Instructions for the task
Each record below should be given again exactly as it reads.

Records provided
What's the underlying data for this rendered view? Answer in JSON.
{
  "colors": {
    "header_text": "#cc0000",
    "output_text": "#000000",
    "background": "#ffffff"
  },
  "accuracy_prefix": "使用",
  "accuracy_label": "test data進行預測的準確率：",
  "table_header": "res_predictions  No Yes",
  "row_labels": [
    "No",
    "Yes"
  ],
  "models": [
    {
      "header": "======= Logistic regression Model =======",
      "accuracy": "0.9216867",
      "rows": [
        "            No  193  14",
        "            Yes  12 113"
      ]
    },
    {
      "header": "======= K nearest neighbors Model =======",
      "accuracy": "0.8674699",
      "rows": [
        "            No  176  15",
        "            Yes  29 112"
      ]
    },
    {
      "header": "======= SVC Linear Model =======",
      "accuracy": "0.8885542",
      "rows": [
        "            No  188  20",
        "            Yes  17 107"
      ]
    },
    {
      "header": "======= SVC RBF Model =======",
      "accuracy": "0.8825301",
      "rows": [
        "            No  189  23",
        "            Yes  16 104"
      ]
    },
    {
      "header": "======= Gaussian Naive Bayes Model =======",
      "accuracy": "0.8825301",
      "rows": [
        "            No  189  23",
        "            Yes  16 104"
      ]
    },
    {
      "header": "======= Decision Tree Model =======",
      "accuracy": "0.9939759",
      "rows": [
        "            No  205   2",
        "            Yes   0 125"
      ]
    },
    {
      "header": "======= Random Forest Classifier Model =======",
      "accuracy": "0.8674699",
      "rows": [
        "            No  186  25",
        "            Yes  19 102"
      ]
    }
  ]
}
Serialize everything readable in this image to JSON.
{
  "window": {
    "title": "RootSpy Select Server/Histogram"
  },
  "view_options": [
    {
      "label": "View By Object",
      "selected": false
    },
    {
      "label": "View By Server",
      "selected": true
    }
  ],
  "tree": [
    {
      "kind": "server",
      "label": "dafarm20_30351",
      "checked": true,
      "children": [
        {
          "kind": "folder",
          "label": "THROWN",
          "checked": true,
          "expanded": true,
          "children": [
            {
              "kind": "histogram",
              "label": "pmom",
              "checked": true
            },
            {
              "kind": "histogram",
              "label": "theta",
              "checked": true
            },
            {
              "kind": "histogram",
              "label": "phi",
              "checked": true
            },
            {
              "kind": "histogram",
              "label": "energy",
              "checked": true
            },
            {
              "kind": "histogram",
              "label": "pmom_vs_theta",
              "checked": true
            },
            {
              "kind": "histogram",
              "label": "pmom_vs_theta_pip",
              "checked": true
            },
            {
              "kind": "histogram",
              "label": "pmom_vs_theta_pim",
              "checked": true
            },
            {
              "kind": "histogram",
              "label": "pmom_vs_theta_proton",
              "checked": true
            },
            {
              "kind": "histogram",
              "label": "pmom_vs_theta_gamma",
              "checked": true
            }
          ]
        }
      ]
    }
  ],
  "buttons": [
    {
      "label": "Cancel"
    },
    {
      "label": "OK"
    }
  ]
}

Solution
What's the underlying data for this rendered view? Answer in JSON.
{
  "colors": {
    "header_text": "#cc0000",
    "output_text": "#000000",
    "background": "#ffffff"
  },
  "accuracy_prefix": "使用",
  "accuracy_label": "test data進行預測的準確率：",
  "table_header": "res_predictions  No Yes",
  "row_labels": [
    "No",
    "Yes"
  ],
  "models": [
    {
      "header": "======= Logistic regression Model =======",
      "accuracy": "0.9216867",
      "rows": [
        "            No  193  14",
        "            Yes  12 113"
      ]
    },
    {
      "header": "======= K nearest neighbors Model =======",
      "accuracy": "0.8674699",
      "rows": [
        "            No  176  15",
        "            Yes  29 112"
      ]
    },
    {
      "header": "======= SVC Linear Model =======",
      "accuracy": "0.8885542",
      "rows": [
        "            No  188  20",
        "            Yes  17 107"
      ]
    },
    {
      "header": "======= SVC RBF Model =======",
      "accuracy": "0.8825301",
      "rows": [
        "            No  189  23",
        "            Yes  16 104"
      ]
    },
    {
      "header": "======= Gaussian Naive Bayes Model =======",
      "accuracy": "0.8825301",
      "rows": [
        "            No  189  23",
        "            Yes  16 104"
      ]
    },
    {
      "header": "======= Decision Tree Model =======",
      "accuracy": "0.9939759",
      "rows": [
        "            No  205   2",
        "            Yes   0 125"
      ]
    },
    {
      "header": "======= Random Forest Classifier Model =======",
      "accuracy": "0.8674699",
      "rows": [
        "            No  186  25",
        "            Yes  19 102"
      ]
    }
  ]
}
Serialize everything readable in this image to JSON.
{
  "window": {
    "title": "RootSpy Select Server/Histogram"
  },
  "view_options": [
    {
      "label": "View By Object",
      "selected": false
    },
    {
      "label": "View By Server",
      "selected": true
    }
  ],
  "tree": [
    {
      "kind": "server",
      "label": "dafarm20_30351",
      "checked": true,
      "children": [
        {
          "kind": "folder",
          "label": "THROWN",
          "checked": true,
          "expanded": true,
          "children": [
            {
              "kind": "histogram",
              "label": "pmom",
              "checked": true
            },
            {
              "kind": "histogram",
              "label": "theta",
              "checked": true
            },
            {
              "kind": "histogram",
              "label": "phi",
              "checked": true
            },
            {
              "kind": "histogram",
              "label": "energy",
              "checked": true
            },
            {
              "kind": "histogram",
              "label": "pmom_vs_theta",
              "checked": true
            },
            {
              "kind": "histogram",
              "label": "pmom_vs_theta_pip",
              "checked": true
            },
            {
              "kind": "histogram",
              "label": "pmom_vs_theta_pim",
              "checked": true
            },
            {
              "kind": "histogram",
              "label": "pmom_vs_theta_proton",
              "checked": true
            },
            {
              "kind": "histogram",
              "label": "pmom_vs_theta_gamma",
              "checked": true
            }
          ]
        }
      ]
    }
  ],
  "buttons": [
    {
      "label": "Cancel"
    },
    {
      "label": "OK"
    }
  ]
}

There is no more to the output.